# Given information
"""

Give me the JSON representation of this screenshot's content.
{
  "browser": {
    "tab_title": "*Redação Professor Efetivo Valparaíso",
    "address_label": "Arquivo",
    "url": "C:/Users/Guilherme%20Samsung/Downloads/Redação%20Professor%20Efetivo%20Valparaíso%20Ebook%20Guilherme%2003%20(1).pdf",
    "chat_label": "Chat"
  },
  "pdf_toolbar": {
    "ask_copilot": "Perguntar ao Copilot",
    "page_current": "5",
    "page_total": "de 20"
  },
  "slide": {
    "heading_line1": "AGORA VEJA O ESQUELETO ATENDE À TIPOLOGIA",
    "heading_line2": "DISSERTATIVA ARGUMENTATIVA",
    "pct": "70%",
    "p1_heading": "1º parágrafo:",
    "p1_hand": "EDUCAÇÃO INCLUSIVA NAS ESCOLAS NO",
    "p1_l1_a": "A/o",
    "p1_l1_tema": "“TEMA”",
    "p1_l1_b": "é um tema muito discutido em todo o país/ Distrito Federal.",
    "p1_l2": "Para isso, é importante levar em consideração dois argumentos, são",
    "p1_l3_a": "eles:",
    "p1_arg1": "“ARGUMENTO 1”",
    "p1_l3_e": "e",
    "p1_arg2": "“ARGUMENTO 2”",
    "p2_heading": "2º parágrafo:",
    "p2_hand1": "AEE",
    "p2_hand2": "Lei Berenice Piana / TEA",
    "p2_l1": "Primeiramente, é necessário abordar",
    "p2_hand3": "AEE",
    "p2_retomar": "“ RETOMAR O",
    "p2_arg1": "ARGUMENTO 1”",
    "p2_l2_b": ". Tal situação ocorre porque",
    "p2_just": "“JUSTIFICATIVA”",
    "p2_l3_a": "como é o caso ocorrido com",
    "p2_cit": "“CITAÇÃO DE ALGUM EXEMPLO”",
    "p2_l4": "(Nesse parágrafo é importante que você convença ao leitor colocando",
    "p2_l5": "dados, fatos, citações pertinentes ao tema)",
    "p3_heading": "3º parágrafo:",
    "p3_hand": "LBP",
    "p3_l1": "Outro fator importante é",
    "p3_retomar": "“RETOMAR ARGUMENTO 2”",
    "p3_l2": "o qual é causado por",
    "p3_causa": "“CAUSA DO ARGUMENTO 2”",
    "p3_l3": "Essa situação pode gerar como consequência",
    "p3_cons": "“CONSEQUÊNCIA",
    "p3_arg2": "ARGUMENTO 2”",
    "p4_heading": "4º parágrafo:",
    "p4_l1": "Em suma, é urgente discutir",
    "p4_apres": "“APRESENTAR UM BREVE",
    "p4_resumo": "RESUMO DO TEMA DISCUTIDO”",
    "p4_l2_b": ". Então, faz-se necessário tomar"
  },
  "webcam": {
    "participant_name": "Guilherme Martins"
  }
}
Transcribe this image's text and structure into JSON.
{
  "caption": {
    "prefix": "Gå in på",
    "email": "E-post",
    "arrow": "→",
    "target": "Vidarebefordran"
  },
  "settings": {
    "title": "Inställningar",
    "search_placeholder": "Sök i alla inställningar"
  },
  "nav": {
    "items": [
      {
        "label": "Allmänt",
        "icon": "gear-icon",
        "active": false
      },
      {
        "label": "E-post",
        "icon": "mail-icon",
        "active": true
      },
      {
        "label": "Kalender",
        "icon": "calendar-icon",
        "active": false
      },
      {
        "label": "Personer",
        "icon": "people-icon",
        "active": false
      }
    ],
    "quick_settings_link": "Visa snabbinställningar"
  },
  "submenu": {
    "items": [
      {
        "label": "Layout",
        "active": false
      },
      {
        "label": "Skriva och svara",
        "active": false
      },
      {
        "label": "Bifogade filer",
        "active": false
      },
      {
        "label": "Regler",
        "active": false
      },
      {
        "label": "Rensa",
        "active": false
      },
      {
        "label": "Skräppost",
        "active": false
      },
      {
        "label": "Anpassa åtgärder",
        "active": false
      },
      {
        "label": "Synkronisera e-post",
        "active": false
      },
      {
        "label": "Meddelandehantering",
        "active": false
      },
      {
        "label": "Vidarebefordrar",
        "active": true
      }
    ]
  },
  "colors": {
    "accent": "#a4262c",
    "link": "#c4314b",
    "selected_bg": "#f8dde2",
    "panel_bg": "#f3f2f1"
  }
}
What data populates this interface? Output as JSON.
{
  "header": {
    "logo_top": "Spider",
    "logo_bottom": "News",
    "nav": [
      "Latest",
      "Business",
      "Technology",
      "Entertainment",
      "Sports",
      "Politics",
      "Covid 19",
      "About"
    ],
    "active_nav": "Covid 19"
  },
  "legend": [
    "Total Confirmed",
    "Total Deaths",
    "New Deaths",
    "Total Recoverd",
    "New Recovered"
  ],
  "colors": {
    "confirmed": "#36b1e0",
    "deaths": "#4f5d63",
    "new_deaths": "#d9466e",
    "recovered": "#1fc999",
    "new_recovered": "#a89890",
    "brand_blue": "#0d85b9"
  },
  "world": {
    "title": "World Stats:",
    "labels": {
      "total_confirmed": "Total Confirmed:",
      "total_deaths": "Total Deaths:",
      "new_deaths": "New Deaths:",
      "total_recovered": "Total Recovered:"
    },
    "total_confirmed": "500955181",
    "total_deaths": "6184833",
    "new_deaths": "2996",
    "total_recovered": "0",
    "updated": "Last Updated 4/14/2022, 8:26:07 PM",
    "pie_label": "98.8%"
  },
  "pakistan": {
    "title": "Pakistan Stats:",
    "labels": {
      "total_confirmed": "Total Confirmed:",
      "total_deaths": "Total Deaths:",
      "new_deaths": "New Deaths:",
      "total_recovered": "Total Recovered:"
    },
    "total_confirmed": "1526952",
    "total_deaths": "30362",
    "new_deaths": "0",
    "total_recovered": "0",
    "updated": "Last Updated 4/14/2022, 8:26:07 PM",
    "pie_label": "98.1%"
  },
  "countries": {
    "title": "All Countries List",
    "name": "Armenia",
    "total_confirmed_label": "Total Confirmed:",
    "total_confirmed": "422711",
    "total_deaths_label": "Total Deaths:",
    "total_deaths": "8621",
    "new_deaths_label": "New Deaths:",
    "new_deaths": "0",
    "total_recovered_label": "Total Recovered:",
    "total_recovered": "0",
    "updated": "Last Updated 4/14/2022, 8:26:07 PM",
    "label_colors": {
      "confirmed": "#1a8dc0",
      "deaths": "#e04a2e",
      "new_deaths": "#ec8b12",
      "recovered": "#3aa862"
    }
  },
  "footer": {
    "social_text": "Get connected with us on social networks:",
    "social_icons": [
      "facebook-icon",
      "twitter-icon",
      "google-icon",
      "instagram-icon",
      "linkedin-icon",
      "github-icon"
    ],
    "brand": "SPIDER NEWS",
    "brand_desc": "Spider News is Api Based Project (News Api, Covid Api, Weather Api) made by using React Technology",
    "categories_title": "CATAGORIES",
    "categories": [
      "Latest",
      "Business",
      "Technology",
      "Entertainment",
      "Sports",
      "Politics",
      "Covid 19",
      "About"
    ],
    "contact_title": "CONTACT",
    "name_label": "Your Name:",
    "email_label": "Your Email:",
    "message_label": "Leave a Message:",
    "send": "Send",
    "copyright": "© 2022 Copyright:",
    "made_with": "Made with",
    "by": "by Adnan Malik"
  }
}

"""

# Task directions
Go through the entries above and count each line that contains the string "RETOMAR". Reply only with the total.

# Your response
2